Restate each record word for word, from the first to the last.

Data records
###

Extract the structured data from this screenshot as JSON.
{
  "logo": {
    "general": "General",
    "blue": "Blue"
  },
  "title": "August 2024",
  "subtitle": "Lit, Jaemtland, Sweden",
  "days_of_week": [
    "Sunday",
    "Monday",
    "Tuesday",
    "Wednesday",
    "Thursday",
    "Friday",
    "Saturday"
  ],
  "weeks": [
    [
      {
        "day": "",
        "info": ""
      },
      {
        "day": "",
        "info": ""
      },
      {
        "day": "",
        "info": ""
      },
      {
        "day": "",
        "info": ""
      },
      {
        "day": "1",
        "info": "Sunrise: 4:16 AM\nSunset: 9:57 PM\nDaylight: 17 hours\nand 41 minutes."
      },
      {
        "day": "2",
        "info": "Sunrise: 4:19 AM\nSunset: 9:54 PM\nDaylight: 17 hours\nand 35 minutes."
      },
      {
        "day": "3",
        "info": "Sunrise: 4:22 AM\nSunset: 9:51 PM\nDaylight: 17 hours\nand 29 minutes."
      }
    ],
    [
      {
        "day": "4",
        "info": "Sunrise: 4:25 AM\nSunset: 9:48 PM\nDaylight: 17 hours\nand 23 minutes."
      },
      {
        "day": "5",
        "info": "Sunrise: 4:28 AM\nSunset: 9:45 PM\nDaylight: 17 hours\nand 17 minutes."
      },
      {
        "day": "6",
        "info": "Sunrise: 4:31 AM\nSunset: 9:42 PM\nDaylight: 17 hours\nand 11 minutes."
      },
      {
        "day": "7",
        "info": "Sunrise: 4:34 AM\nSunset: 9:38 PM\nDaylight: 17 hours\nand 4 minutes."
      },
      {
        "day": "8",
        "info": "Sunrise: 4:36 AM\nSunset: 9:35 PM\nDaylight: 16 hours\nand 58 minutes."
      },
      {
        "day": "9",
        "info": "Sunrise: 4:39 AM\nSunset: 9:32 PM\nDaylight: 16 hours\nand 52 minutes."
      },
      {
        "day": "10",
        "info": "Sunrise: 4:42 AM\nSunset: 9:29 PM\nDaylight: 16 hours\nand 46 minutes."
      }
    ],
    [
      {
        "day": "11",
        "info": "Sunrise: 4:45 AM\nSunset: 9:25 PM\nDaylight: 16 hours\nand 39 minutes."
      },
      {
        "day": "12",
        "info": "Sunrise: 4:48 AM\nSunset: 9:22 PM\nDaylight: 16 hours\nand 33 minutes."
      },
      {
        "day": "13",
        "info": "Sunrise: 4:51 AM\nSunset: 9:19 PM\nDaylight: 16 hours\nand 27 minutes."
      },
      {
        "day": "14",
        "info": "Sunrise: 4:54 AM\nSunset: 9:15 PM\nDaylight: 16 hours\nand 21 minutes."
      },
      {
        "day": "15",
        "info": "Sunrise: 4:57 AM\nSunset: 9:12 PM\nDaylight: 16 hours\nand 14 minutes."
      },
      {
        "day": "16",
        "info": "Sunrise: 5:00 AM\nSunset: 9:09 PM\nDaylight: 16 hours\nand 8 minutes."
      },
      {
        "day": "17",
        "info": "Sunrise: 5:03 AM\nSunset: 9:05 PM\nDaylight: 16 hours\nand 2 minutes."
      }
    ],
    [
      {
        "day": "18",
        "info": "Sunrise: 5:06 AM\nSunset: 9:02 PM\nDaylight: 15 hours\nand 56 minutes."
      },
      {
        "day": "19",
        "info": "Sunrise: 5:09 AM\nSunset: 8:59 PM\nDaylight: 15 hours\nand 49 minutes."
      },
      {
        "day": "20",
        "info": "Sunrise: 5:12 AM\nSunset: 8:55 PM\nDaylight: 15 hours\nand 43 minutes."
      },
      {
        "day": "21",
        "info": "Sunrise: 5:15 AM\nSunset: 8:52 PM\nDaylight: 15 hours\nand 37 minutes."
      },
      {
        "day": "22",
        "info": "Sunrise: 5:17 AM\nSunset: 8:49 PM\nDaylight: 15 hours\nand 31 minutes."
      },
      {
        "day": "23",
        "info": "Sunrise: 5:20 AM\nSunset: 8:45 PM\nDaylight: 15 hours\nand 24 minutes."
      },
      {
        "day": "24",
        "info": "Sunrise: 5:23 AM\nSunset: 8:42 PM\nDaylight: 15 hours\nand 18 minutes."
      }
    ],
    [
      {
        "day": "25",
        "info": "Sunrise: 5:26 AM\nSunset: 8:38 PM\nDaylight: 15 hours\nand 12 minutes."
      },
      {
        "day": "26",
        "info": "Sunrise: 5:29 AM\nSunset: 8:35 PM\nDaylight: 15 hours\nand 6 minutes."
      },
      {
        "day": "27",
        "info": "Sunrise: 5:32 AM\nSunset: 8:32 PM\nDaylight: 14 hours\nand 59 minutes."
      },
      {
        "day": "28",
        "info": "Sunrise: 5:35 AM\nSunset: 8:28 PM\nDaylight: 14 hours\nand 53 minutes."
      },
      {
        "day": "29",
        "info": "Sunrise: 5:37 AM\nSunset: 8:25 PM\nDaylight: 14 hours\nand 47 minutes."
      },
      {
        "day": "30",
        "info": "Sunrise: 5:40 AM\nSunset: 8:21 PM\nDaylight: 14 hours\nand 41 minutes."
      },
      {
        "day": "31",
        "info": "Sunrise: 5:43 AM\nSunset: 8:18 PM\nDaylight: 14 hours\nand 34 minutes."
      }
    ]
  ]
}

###

Written solution
Extract the structured data from this screenshot as JSON.
{
  "logo": {
    "general": "General",
    "blue": "Blue"
  },
  "title": "August 2024",
  "subtitle": "Lit, Jaemtland, Sweden",
  "days_of_week": [
    "Sunday",
    "Monday",
    "Tuesday",
    "Wednesday",
    "Thursday",
    "Friday",
    "Saturday"
  ],
  "weeks": [
    [
      {
        "day": "",
        "info": ""
      },
      {
        "day": "",
        "info": ""
      },
      {
        "day": "",
        "info": ""
      },
      {
        "day": "",
        "info": ""
      },
      {
        "day": "1",
        "info": "Sunrise: 4:16 AM\nSunset: 9:57 PM\nDaylight: 17 hours\nand 41 minutes."
      },
      {
        "day": "2",
        "info": "Sunrise: 4:19 AM\nSunset: 9:54 PM\nDaylight: 17 hours\nand 35 minutes."
      },
      {
        "day": "3",
        "info": "Sunrise: 4:22 AM\nSunset: 9:51 PM\nDaylight: 17 hours\nand 29 minutes."
      }
    ],
    [
      {
        "day": "4",
        "info": "Sunrise: 4:25 AM\nSunset: 9:48 PM\nDaylight: 17 hours\nand 23 minutes."
      },
      {
        "day": "5",
        "info": "Sunrise: 4:28 AM\nSunset: 9:45 PM\nDaylight: 17 hours\nand 17 minutes."
      },
      {
        "day": "6",
        "info": "Sunrise: 4:31 AM\nSunset: 9:42 PM\nDaylight: 17 hours\nand 11 minutes."
      },
      {
        "day": "7",
        "info": "Sunrise: 4:34 AM\nSunset: 9:38 PM\nDaylight: 17 hours\nand 4 minutes."
      },
      {
        "day": "8",
        "info": "Sunrise: 4:36 AM\nSunset: 9:35 PM\nDaylight: 16 hours\nand 58 minutes."
      },
      {
        "day": "9",
        "info": "Sunrise: 4:39 AM\nSunset: 9:32 PM\nDaylight: 16 hours\nand 52 minutes."
      },
      {
        "day": "10",
        "info": "Sunrise: 4:42 AM\nSunset: 9:29 PM\nDaylight: 16 hours\nand 46 minutes."
      }
    ],
    [
      {
        "day": "11",
        "info": "Sunrise: 4:45 AM\nSunset: 9:25 PM\nDaylight: 16 hours\nand 39 minutes."
      },
      {
        "day": "12",
        "info": "Sunrise: 4:48 AM\nSunset: 9:22 PM\nDaylight: 16 hours\nand 33 minutes."
      },
      {
        "day": "13",
        "info": "Sunrise: 4:51 AM\nSunset: 9:19 PM\nDaylight: 16 hours\nand 27 minutes."
      },
      {
        "day": "14",
        "info": "Sunrise: 4:54 AM\nSunset: 9:15 PM\nDaylight: 16 hours\nand 21 minutes."
      },
      {
        "day": "15",
        "info": "Sunrise: 4:57 AM\nSunset: 9:12 PM\nDaylight: 16 hours\nand 14 minutes."
      },
      {
        "day": "16",
        "info": "Sunrise: 5:00 AM\nSunset: 9:09 PM\nDaylight: 16 hours\nand 8 minutes."
      },
      {
        "day": "17",
        "info": "Sunrise: 5:03 AM\nSunset: 9:05 PM\nDaylight: 16 hours\nand 2 minutes."
      }
    ],
    [
      {
        "day": "18",
        "info": "Sunrise: 5:06 AM\nSunset: 9:02 PM\nDaylight: 15 hours\nand 56 minutes."
      },
      {
        "day": "19",
        "info": "Sunrise: 5:09 AM\nSunset: 8:59 PM\nDaylight: 15 hours\nand 49 minutes."
      },
      {
        "day": "20",
        "info": "Sunrise: 5:12 AM\nSunset: 8:55 PM\nDaylight: 15 hours\nand 43 minutes."
      },
      {
        "day": "21",
        "info": "Sunrise: 5:15 AM\nSunset: 8:52 PM\nDaylight: 15 hours\nand 37 minutes."
      },
      {
        "day": "22",
        "info": "Sunrise: 5:17 AM\nSunset: 8:49 PM\nDaylight: 15 hours\nand 31 minutes."
      },
      {
        "day": "23",
        "info": "Sunrise: 5:20 AM\nSunset: 8:45 PM\nDaylight: 15 hours\nand 24 minutes."
      },
      {
        "day": "24",
        "info": "Sunrise: 5:23 AM\nSunset: 8:42 PM\nDaylight: 15 hours\nand 18 minutes."
      }
    ],
    [
      {
        "day": "25",
        "info": "Sunrise: 5:26 AM\nSunset: 8:38 PM\nDaylight: 15 hours\nand 12 minutes."
      },
      {
        "day": "26",
        "info": "Sunrise: 5:29 AM\nSunset: 8:35 PM\nDaylight: 15 hours\nand 6 minutes."
      },
      {
        "day": "27",
        "info": "Sunrise: 5:32 AM\nSunset: 8:32 PM\nDaylight: 14 hours\nand 59 minutes."
      },
      {
        "day": "28",
        "info": "Sunrise: 5:35 AM\nSunset: 8:28 PM\nDaylight: 14 hours\nand 53 minutes."
      },
      {
        "day": "29",
        "info": "Sunrise: 5:37 AM\nSunset: 8:25 PM\nDaylight: 14 hours\nand 47 minutes."
      },
      {
        "day": "30",
        "info": "Sunrise: 5:40 AM\nSunset: 8:21 PM\nDaylight: 14 hours\nand 41 minutes."
      },
      {
        "day": "31",
        "info": "Sunrise: 5:43 AM\nSunset: 8:18 PM\nDaylight: 14 hours\nand 34 minutes."
      }
    ]
  ]
}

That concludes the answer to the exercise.